Too many on the Right – I'm irresistibly tempted to call them Chekist Conservatives – are abetting our descent into unalloyed despotism in the name of border security. That cohort includes, alas, some people for whom I've had great respect and affection.
Shortly before I underwent an involuntary career change last October, one of my associates – a JBS official who is involved in defining that organization's agenda – explained to me in an e-mail why fighting the creation of an American Reich simply wasn't a priority for the Society:
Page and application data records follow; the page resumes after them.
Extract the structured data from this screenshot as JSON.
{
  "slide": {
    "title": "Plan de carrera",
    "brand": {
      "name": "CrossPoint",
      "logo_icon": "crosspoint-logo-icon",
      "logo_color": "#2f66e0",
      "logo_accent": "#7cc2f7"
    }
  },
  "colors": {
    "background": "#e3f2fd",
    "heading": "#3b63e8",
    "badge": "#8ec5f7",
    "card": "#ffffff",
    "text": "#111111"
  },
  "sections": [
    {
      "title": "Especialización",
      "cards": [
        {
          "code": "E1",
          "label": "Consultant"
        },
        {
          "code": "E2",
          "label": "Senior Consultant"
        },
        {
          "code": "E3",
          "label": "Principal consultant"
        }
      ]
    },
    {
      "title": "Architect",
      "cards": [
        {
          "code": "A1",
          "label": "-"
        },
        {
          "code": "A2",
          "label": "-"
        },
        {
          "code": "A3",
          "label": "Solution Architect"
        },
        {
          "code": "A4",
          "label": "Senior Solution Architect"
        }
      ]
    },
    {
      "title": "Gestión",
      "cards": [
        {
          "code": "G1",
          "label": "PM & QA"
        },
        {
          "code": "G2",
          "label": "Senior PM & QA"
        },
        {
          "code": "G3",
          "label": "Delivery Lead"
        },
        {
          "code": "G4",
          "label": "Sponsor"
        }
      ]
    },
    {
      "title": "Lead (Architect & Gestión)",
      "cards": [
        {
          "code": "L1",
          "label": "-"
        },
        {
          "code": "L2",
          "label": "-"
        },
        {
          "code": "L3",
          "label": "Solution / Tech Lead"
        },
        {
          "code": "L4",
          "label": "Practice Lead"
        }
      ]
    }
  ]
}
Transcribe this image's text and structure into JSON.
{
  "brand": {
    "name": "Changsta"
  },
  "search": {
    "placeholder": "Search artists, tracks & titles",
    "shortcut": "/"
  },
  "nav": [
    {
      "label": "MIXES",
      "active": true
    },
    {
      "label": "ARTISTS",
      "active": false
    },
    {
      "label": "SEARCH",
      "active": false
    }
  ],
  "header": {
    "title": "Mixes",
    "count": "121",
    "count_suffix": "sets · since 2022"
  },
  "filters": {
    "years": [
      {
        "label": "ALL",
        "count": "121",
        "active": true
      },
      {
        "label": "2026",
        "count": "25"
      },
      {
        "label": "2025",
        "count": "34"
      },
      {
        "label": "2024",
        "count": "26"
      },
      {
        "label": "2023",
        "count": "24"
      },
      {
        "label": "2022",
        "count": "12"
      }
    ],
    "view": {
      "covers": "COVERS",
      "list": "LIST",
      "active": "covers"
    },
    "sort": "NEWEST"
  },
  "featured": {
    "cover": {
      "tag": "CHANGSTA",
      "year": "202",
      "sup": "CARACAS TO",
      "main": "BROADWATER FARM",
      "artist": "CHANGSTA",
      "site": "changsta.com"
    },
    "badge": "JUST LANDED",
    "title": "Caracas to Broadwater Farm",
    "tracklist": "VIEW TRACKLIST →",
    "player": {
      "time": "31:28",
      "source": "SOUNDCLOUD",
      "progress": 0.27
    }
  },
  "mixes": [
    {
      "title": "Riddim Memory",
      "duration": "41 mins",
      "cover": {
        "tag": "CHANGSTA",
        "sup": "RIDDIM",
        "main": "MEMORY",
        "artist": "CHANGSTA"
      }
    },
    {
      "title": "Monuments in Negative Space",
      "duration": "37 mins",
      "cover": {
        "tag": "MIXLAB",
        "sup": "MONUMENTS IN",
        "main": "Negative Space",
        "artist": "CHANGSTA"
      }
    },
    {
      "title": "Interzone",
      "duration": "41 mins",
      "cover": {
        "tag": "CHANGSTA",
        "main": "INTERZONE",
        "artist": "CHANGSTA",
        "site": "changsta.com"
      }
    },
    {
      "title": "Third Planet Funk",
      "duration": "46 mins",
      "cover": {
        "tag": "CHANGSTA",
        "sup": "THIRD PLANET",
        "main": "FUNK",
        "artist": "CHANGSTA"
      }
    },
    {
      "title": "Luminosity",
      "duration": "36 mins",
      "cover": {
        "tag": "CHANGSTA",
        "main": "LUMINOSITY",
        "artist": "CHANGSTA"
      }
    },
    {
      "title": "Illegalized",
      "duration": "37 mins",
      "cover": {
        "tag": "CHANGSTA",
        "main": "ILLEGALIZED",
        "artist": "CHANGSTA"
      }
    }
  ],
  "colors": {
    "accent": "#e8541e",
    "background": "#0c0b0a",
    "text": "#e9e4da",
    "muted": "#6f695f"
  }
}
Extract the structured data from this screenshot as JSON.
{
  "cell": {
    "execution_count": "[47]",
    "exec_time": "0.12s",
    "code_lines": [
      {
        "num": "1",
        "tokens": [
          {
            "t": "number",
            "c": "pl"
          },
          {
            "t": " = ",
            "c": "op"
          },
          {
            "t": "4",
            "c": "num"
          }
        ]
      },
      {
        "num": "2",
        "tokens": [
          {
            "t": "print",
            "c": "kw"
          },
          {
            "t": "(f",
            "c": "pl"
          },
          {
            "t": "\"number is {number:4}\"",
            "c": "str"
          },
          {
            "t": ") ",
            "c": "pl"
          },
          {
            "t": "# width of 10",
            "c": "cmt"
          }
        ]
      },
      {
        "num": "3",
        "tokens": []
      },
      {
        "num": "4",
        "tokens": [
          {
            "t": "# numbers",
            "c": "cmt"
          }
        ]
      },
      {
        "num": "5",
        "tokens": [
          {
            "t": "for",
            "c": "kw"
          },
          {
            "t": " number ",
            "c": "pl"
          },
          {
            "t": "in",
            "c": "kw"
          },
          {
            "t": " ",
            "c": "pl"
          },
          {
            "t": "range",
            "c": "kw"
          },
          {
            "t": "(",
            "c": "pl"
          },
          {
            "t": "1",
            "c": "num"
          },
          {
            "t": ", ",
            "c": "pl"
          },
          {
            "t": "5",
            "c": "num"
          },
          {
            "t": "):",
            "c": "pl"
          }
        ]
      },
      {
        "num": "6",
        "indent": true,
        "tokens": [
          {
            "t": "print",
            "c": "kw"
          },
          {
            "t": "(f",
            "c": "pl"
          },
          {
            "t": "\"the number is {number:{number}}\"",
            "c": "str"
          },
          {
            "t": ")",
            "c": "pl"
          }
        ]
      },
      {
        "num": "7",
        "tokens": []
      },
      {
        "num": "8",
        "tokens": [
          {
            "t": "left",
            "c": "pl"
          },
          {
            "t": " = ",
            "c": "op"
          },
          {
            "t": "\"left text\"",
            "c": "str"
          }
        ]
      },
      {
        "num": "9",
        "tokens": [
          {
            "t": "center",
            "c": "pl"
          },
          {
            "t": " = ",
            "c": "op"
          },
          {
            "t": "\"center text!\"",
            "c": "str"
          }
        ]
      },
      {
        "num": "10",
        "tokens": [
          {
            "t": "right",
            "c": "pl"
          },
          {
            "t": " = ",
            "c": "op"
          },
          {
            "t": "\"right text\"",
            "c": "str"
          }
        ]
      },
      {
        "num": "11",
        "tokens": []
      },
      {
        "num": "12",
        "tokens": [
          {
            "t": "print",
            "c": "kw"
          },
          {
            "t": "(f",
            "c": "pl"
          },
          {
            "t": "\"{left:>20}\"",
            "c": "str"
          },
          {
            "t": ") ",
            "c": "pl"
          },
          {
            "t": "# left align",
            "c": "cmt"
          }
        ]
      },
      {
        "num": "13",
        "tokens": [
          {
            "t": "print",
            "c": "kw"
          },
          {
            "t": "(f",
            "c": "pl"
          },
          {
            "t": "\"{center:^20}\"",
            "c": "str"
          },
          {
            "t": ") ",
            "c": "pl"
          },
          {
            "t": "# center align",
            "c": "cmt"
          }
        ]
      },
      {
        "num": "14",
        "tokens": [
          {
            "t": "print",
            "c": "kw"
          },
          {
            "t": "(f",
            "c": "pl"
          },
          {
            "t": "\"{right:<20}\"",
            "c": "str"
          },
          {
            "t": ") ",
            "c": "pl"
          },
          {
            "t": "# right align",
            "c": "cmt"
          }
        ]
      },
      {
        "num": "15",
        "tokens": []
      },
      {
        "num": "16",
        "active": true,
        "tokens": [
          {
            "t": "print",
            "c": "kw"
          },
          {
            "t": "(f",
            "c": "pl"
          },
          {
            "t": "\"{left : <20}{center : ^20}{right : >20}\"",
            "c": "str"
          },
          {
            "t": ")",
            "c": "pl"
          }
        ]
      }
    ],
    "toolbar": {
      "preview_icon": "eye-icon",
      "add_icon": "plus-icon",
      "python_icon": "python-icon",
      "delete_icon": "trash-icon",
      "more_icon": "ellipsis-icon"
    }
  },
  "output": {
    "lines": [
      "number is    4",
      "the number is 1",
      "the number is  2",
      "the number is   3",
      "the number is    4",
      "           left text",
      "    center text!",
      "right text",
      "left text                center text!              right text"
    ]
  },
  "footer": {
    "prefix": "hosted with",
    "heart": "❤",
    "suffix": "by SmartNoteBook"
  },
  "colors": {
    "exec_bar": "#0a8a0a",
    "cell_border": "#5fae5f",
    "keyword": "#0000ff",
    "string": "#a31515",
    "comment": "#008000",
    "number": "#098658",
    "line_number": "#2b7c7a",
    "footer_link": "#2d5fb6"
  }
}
“If a police state happens in America, and we are unable to stop it, which version do you think will be worse: 100 million Americans armed to the teeth within a walled-in country fighting against a corrupt regime? Or a tri-national police state [through the so-called North American Union] that has folded in the Mexican government and drug cartels ... into the Department of Homeland Security, with more terrorists flowing in across Latin American borders from elsewhere? Which one would you prefer taking your chances with? We don’t want either, but I go back to what I said to you elsewhere. We have a chance at winning the immigration issue and in the process drawing a lot of people to our ranks (even if the Repubs are cynically exploiting it to their own advantage), which will allow us to have more influence to stop the police state from fully blossoming.”
Why a "walled-in" police state would permit us to keep our firearms to fight the "corrupt regime" it was created to protect, my friend didn't say. Nor did he explain how it would be possible to "win" on "the immigration issue" -- as "victory" is currently defined -- without actively abetting the growth of the very police state that would suffocate what remains of our liberty. If we lose on the police state "issue," we get all of the horrors my friend describes -- and others too gruesome to describe.
It must be said: The statement quoted above (which wasn't shared with the Society's membership at large) is the authentic voice of collaboration. Every collaborator insists that he is working within the system to bring it down, and disavows the actions of more radical elements who actually take the fight to the enemy.
Most collaborators have surrendered after the State has begun to exercise its consolidated powers; in this case we see preemptive capitulation as a cynical marketing strategy. What is really painful about this particular example is that we still have a chance (an infinitesimal one, to be sure) to abort the creation of an American Reich before it comes to term, and the only alternative to outright servitude would be a gallant but doomed recourse to arms.
Chekist conservatives are more interested in building up the State than in preserving constitutional freedom. And the sad truth is that you can't expect leadership for freedom from collaborators.
Please be sure to visit The Right Source -- a collaborator-free zone for freedom-centered news, commentary, Kevin Shannon's radio program, and -- brand new! -- our Action Agenda for citizen activism.